Chapter 1. Legislative Findings of California Fish And Game Code >> Division 13.5. >> Chapter 1.
The Legislature finds:
(a) Jurisdiction over the protection and development of natural
resources, especially the fish resource, is of great importance to
both the State of California and California Indian tribes.
(b) To California Indian tribes, control over their minerals,
lands, water, wildlife, and other resources within Indian country is
crucial to their economic self-sufficiency and the preservation of
their heritage. On the other hand, the State of California is
concerned about protecting and developing its resources; protecting,
restoring, and developing its commercial and recreational salmon
fisheries; ensuring public access to its waterways; and protecting
the environment within its borders.
(c) More than any other issue confronting the State of California
and California Indian tribes, the regulation of natural resources,
especially fish, transcends political boundaries.
(d) In many cases, the State of California and California Indian
tribes have differed in their respective views of the nature and
extent of state versus tribal jurisdiction in areas where Indians
have historically fished. Despite these frequent and often bitter
disputes, both the state and the tribes seek, as their mutual goal,
the protection and preservation of the fish resource. This division
is an attempt to provide a legal mechanism, other than protracted and
expensive litigation over unresolved legal issues, for achieving
that mutual goal on the Klamath River.
(e) The department has exercised jurisdiction over the Klamath
River from the mouth of the river through the Yurok Reservation and
the Hoopa Valley Reservation, but the Bureau of Indian Affairs and
the Indian tribes thereon have also asserted jurisdiction over that
river. The river itself lies within a disputed area and proper
management of the resource presents, therefore, unique and difficult
problems in the exercise of fishing practices by all user groups.
(f) Although commercial fishing may not be a traditional practice
of the tribes existing along the Klamath River within the boundaries
of the land of the Yurok Reservation and the Hoopa Valley
Reservation, nevertheless, the department has historically supported
the concept of tribal fishing, including a tribal commercial fishing
industry where the industry is consistent with the need to preserve
the species, sound management, and where that usage would not
adversely effect other user groups, including sportfishing and the

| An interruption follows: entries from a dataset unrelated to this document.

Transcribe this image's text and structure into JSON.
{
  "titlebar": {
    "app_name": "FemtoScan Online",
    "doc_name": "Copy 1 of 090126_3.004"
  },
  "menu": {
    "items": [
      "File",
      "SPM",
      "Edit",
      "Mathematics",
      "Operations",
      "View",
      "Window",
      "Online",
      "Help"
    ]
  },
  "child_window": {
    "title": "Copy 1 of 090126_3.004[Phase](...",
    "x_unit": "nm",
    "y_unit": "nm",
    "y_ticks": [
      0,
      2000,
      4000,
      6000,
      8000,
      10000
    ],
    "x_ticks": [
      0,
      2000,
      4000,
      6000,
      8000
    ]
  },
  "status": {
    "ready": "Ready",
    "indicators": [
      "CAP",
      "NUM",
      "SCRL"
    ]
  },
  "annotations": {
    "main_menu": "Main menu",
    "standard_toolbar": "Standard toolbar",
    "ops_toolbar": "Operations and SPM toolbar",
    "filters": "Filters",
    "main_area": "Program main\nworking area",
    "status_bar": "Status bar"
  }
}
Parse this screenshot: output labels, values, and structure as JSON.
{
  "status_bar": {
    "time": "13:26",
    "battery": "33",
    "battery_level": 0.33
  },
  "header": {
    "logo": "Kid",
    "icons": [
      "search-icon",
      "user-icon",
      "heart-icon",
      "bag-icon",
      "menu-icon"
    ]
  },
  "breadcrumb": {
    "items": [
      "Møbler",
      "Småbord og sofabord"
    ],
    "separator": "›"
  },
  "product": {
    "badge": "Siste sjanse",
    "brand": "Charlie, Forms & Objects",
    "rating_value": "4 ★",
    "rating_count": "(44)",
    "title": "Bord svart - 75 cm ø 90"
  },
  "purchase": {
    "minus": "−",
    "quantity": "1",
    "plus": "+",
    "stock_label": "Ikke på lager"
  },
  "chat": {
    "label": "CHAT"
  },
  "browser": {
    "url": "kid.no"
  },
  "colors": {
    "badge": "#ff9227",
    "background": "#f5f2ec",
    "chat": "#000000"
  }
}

ocean commercial fishery.
(g) A commercial fishery existed on the Klamath River in the late
19th century and early 20th century, in which the Indian tribes
existing along the river participated, but commercial fishing was
abolished in 1933 with the passage of the predecessor to Section
8434, and, further, that salmon resources have declined historically
due to past water developmental policies and timber harvesting
practices. With a reduced number of fish available, special laws are
needed to protect those resources and allocate them fairly among the
various user groups.
(h) This division is not only enacted to provide the legal
mechanism described above, but is also intended to encourage
cooperative agreements to allow protection of the resource among all
of the user groups. In so doing, the Legislature recognizes the
unique status of the Klamath River and the fishing therein.